'These are savvy professionals': Grocers go after liquor thieves

'These are savvy professionals': Grocers go after liquor thieves
SEATTLE - You may have seen them yourself, casing the grocery aisles full of vodka and tequila bottles - casually looking around to see who's watching as they contemplate stuffing a fifth down their pant leg or into their puffy coat.

Those are the small players.

The serious liquor thieves are more organized these days, according to Amanda Ip, a spokesperson for QFC and Fred Meyer stores.

"These are savvy professionals who do it for a living," Ip says. "They're smart about it as they've done it for a really long time."

The owner of the West Seattle Puerta Vallarta was recently arrested, accused of hiring local drug addicts to steal alcohol from local grocery stores so he could sell it at the restaurant.

Ip says grocers are working closely with law enforcement, targeting the major players - but can only do so much about securing the product.

"We lock it up and we have the caps on (bottles), and then we limit just the supply that's available on the shelf."

But, she tells KOMO Newsradio, "Security has to be balanced with convenience for shoppers."

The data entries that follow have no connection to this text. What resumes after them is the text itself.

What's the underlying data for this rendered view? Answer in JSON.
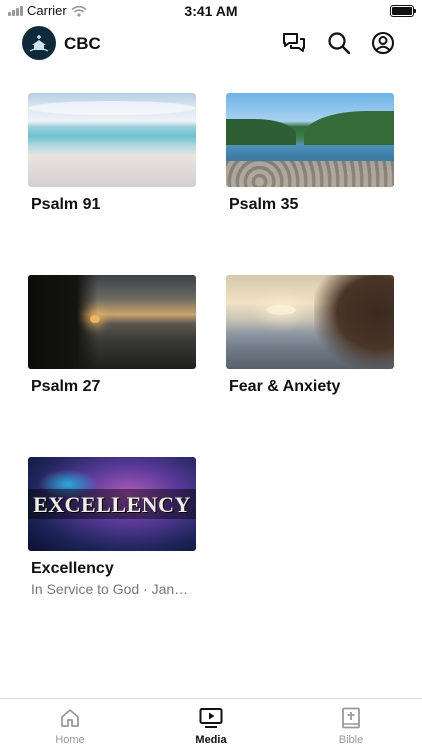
{
  "status_bar": {
    "carrier": "Carrier",
    "time": "3:41 AM"
  },
  "header": {
    "brand": "CBC"
  },
  "icons": {
    "chat": "chat-bubbles-icon",
    "search": "search-icon",
    "account": "account-icon",
    "wifi": "wifi-icon",
    "battery": "battery-icon"
  },
  "media": [
    {
      "title": "Psalm 91",
      "subtitle": ""
    },
    {
      "title": "Psalm 35",
      "subtitle": ""
    },
    {
      "title": "Psalm 27",
      "subtitle": ""
    },
    {
      "title": "Fear & Anxiety",
      "subtitle": ""
    },
    {
      "title": "Excellency",
      "subtitle": "In Service to God · Jan…",
      "thumb_text": "EXCELLENCY"
    }
  ],
  "tabs": [
    {
      "label": "Home",
      "icon": "home-icon",
      "active": false
    },
    {
      "label": "Media",
      "icon": "media-play-icon",
      "active": true
    },
    {
      "label": "Bible",
      "icon": "bible-icon",
      "active": false
    }
  ]
}
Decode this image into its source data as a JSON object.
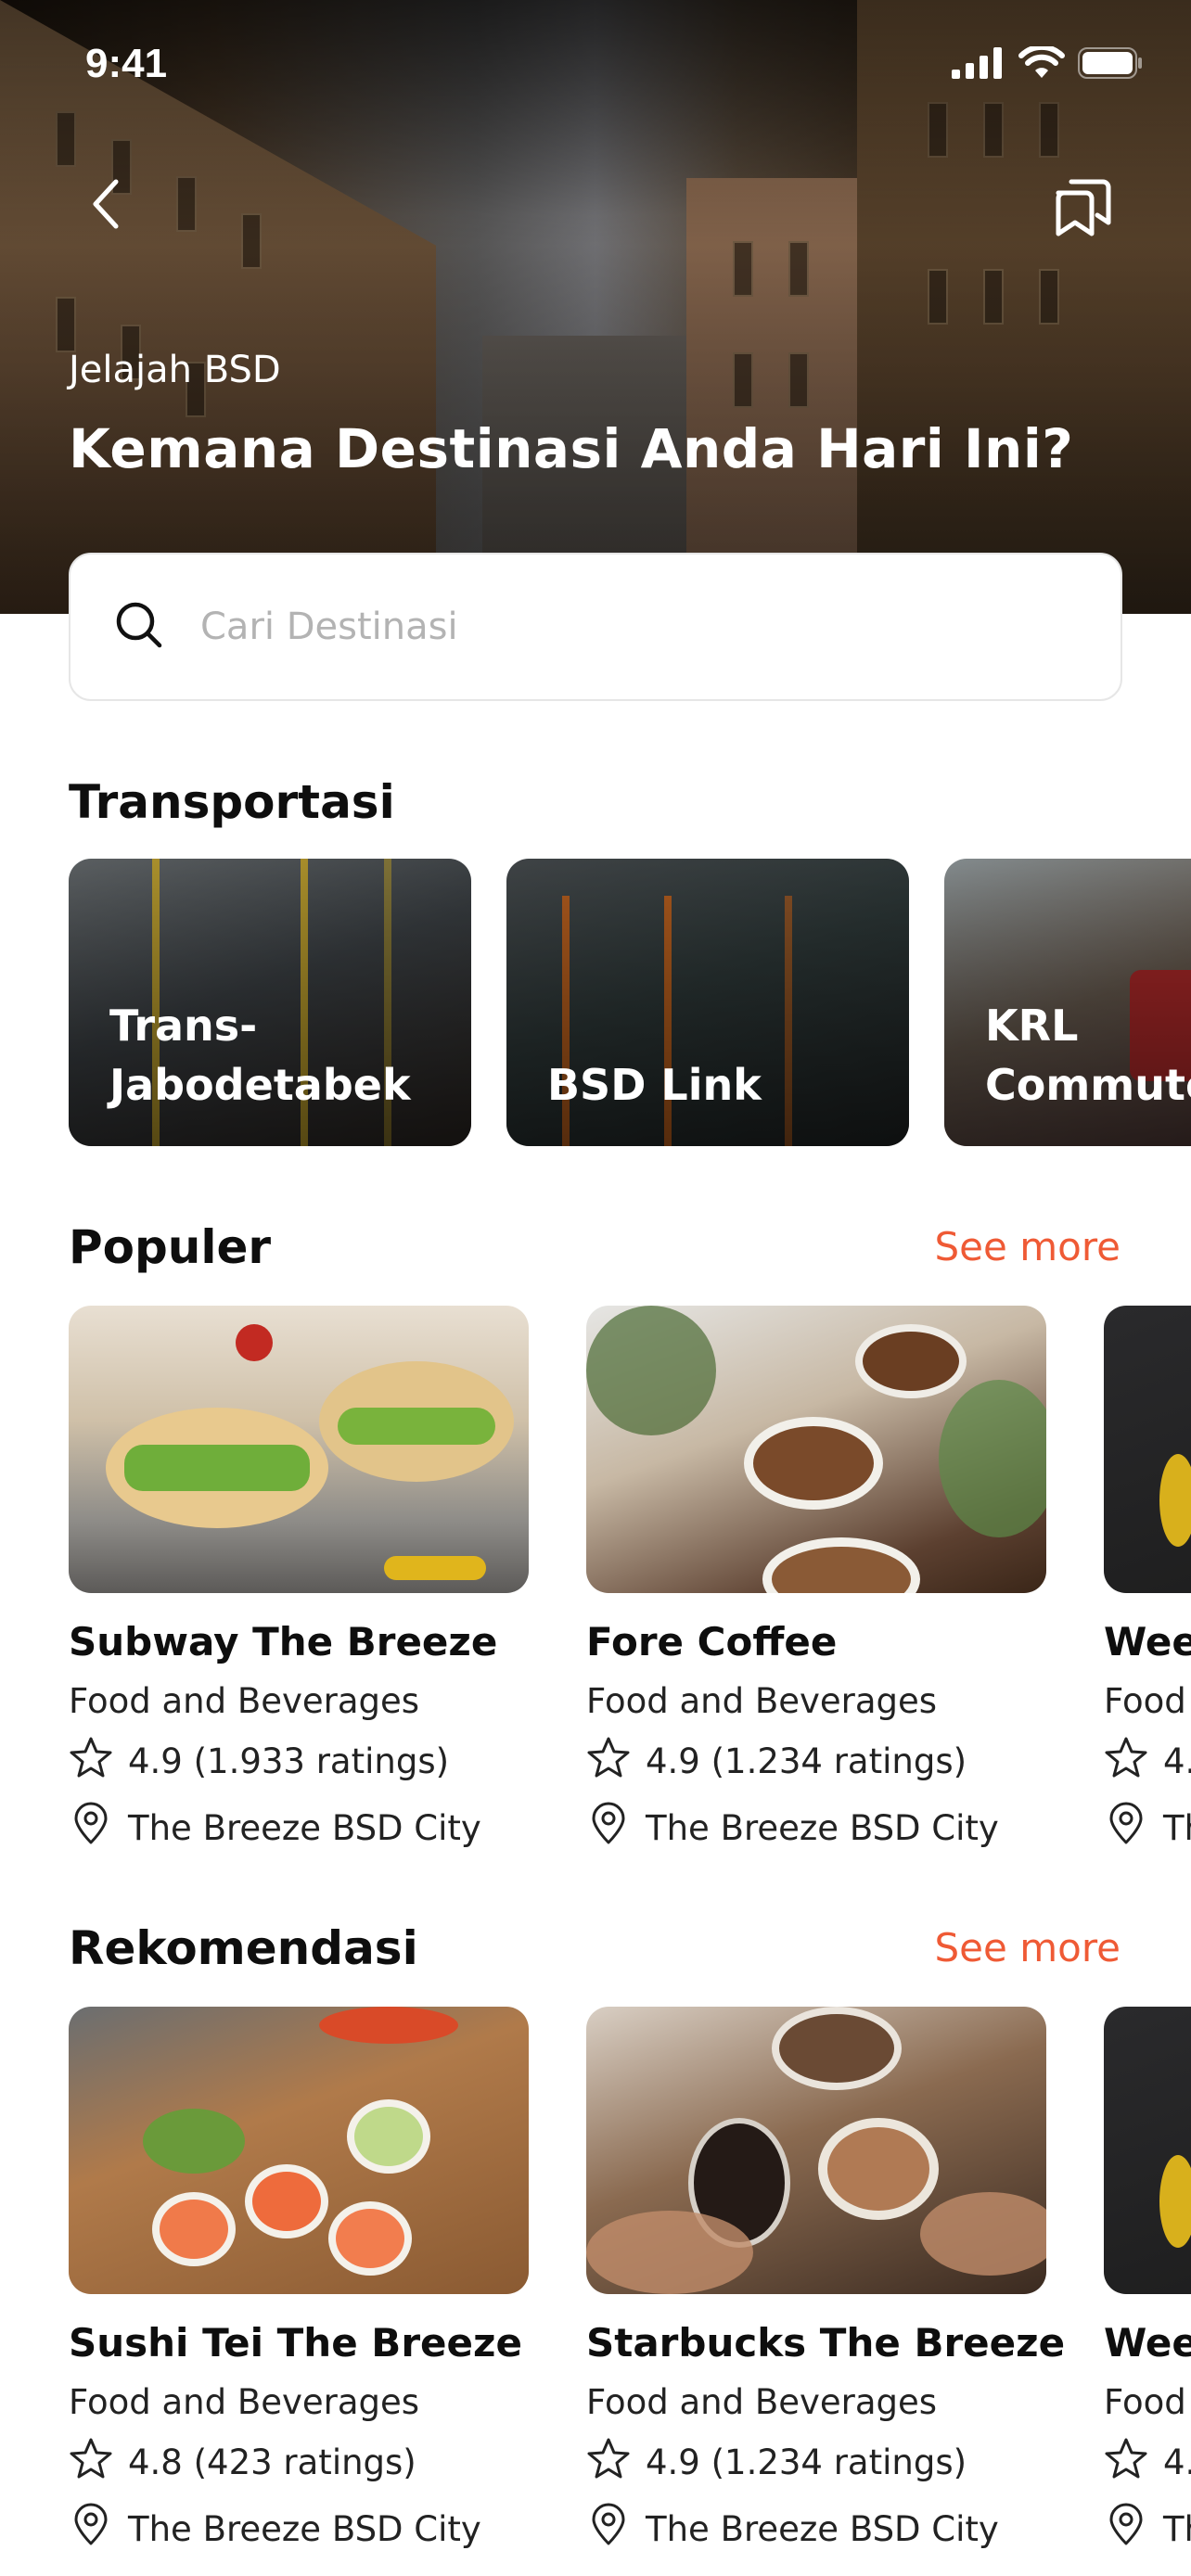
{
  "status_bar": {
    "time": "9:41"
  },
  "hero": {
    "eyebrow": "Jelajah BSD",
    "title": "Kemana Destinasi Anda Hari Ini?"
  },
  "search": {
    "placeholder": "Cari Destinasi",
    "value": ""
  },
  "transport": {
    "title": "Transportasi",
    "items": [
      {
        "label": "Trans-\nJabodetabek"
      },
      {
        "label": "BSD Link"
      },
      {
        "label": "KRL\nCommuter"
      }
    ]
  },
  "popular": {
    "title": "Populer",
    "see_more": "See more",
    "items": [
      {
        "name": "Subway The Breeze",
        "category": "Food and Beverages",
        "rating": "4.9 (1.933 ratings)",
        "location": "The Breeze BSD City"
      },
      {
        "name": "Fore Coffee",
        "category": "Food and Beverages",
        "rating": "4.9 (1.234 ratings)",
        "location": "The Breeze BSD City"
      },
      {
        "name": "Wee",
        "category": "Food",
        "rating": "4.",
        "location": "Th"
      }
    ]
  },
  "recommend": {
    "title": "Rekomendasi",
    "see_more": "See more",
    "items": [
      {
        "name": "Sushi Tei The Breeze",
        "category": "Food and Beverages",
        "rating": "4.8 (423 ratings)",
        "location": "The Breeze BSD City"
      },
      {
        "name": "Starbucks The Breeze",
        "category": "Food and Beverages",
        "rating": "4.9 (1.234 ratings)",
        "location": "The Breeze BSD City"
      },
      {
        "name": "Wee",
        "category": "Food",
        "rating": "4.",
        "location": "Th"
      }
    ]
  },
  "colors": {
    "accent": "#ef5a35",
    "text": "#0e0e0e",
    "border": "#e6e6e6"
  },
  "icons": [
    "back-arrow-icon",
    "bookmark-icon",
    "search-icon",
    "star-icon",
    "location-pin-icon",
    "signal-icon",
    "wifi-icon",
    "battery-icon"
  ]
}
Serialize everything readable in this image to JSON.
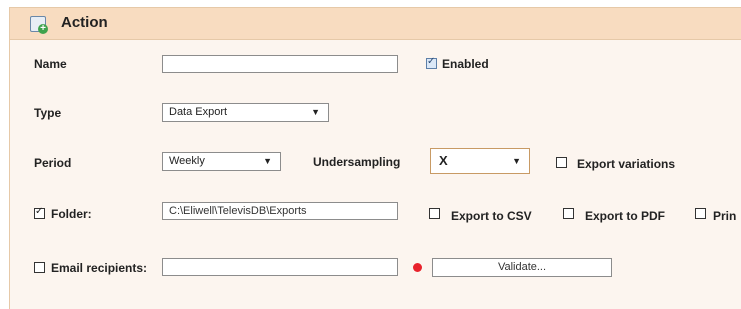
{
  "header": {
    "title": "Action",
    "icon": "add-action-icon"
  },
  "name": {
    "label": "Name",
    "value": "",
    "enabled_label": "Enabled",
    "enabled": true
  },
  "type": {
    "label": "Type",
    "selected": "Data Export"
  },
  "period": {
    "label": "Period",
    "selected": "Weekly",
    "undersampling_label": "Undersampling",
    "undersampling_selected": "X",
    "export_variations_label": "Export variations",
    "export_variations": false
  },
  "folder": {
    "label": "Folder:",
    "checked": true,
    "value": "C:\\Eliwell\\TelevisDB\\Exports",
    "csv_label": "Export to CSV",
    "pdf_label": "Export to PDF",
    "print_label": "Prin"
  },
  "email": {
    "label": "Email recipients:",
    "checked": false,
    "value": "",
    "status_color": "#e8222c",
    "validate_label": "Validate..."
  }
}
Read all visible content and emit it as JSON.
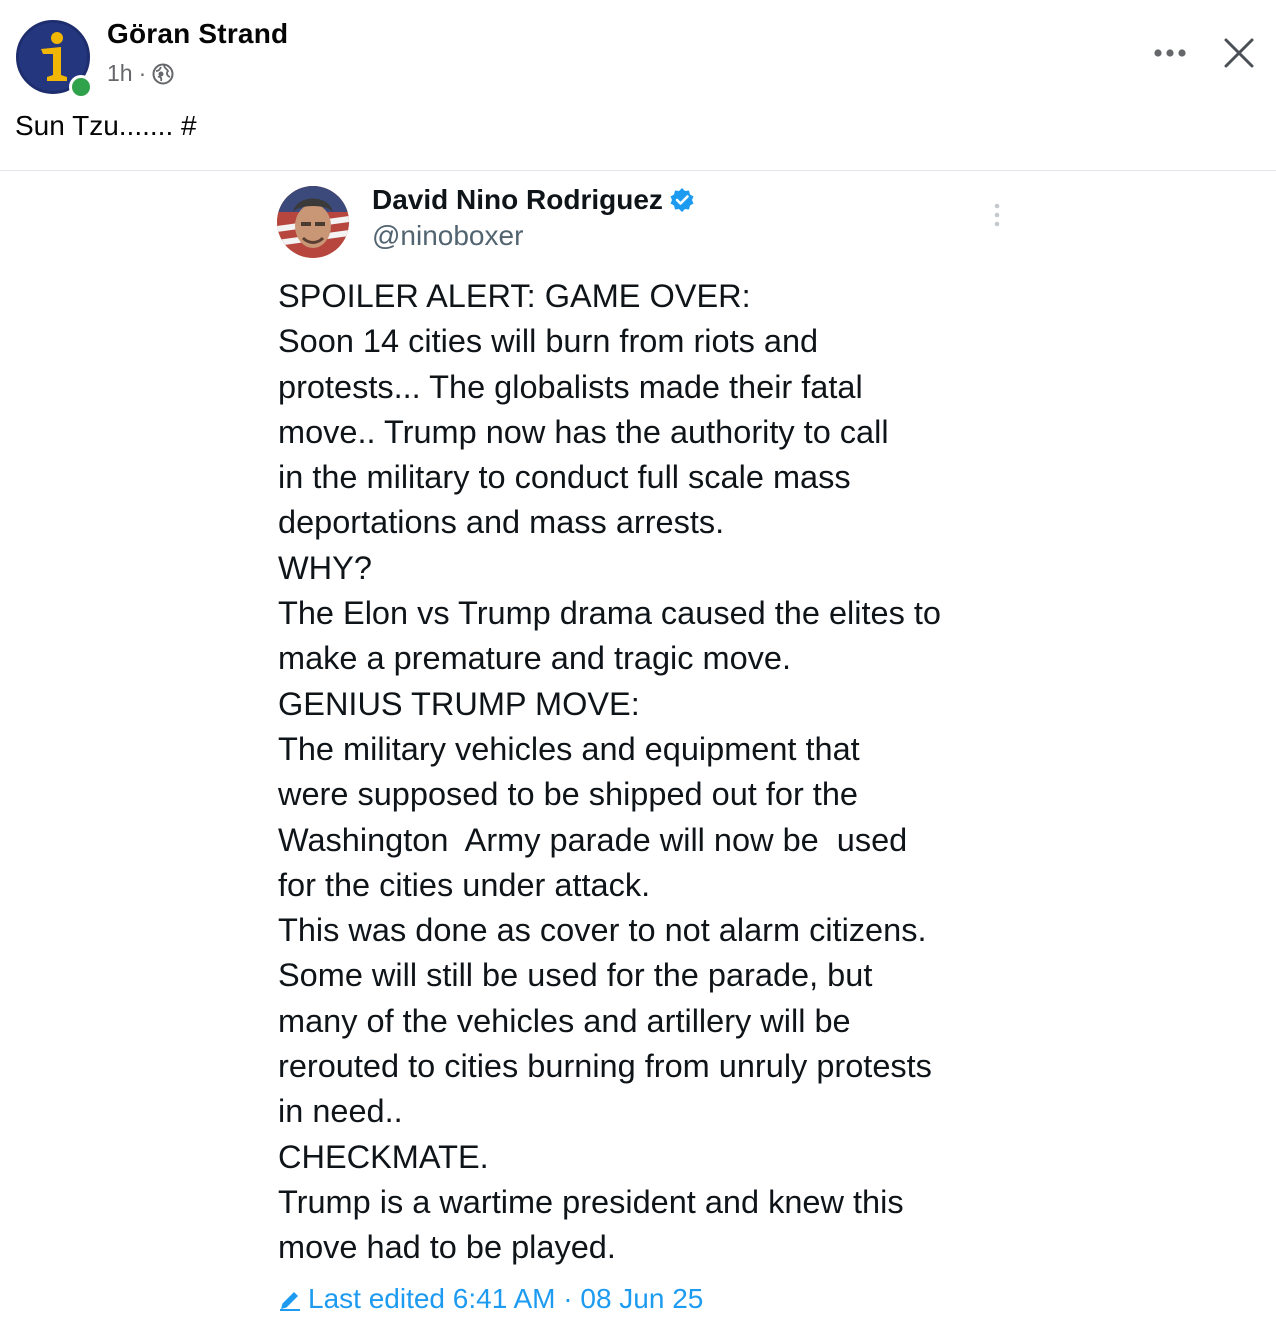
{
  "post": {
    "author_name": "Göran Strand",
    "time": "1h",
    "separator": "·",
    "privacy_icon": "globe-icon",
    "text": "Sun Tzu....... #",
    "more_icon": "more-dots-icon",
    "close_icon": "close-icon"
  },
  "tweet": {
    "display_name": "David Nino Rodriguez",
    "handle": "@ninoboxer",
    "verified_icon": "verified-badge-icon",
    "more_icon": "kebab-icon",
    "lines": [
      "SPOILER ALERT: GAME OVER:",
      "Soon 14 cities will burn from riots and",
      "protests... The globalists made their fatal",
      "move.. Trump now has the authority to call",
      "in the military to conduct full scale mass",
      "deportations and mass arrests.",
      "WHY?",
      "The Elon vs Trump drama caused the elites to",
      "make a premature and tragic move.",
      "GENIUS TRUMP MOVE:",
      "The military vehicles and equipment that",
      "were supposed to be shipped out for the",
      "Washington  Army parade will now be  used",
      "for the cities under attack.",
      "This was done as cover to not alarm citizens.",
      "Some will still be used for the parade, but",
      "many of the vehicles and artillery will be",
      "rerouted to cities burning from unruly protests",
      "in need..",
      "CHECKMATE.",
      "Trump is a wartime president and knew this",
      "move had to be played."
    ],
    "edited_label": "Last edited 6:41 AM · 08 Jun 25"
  },
  "colors": {
    "online": "#31a24c",
    "link_blue": "#1d9bf0",
    "muted": "#65676b"
  }
}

Police have indicted more than 200 organized crime suspects in the past few years, but only recent busts have been for stealing alcohol. Laundry detergent, baby formula, razor blades and teeth whitening strips are other popular items for grocery store thieves.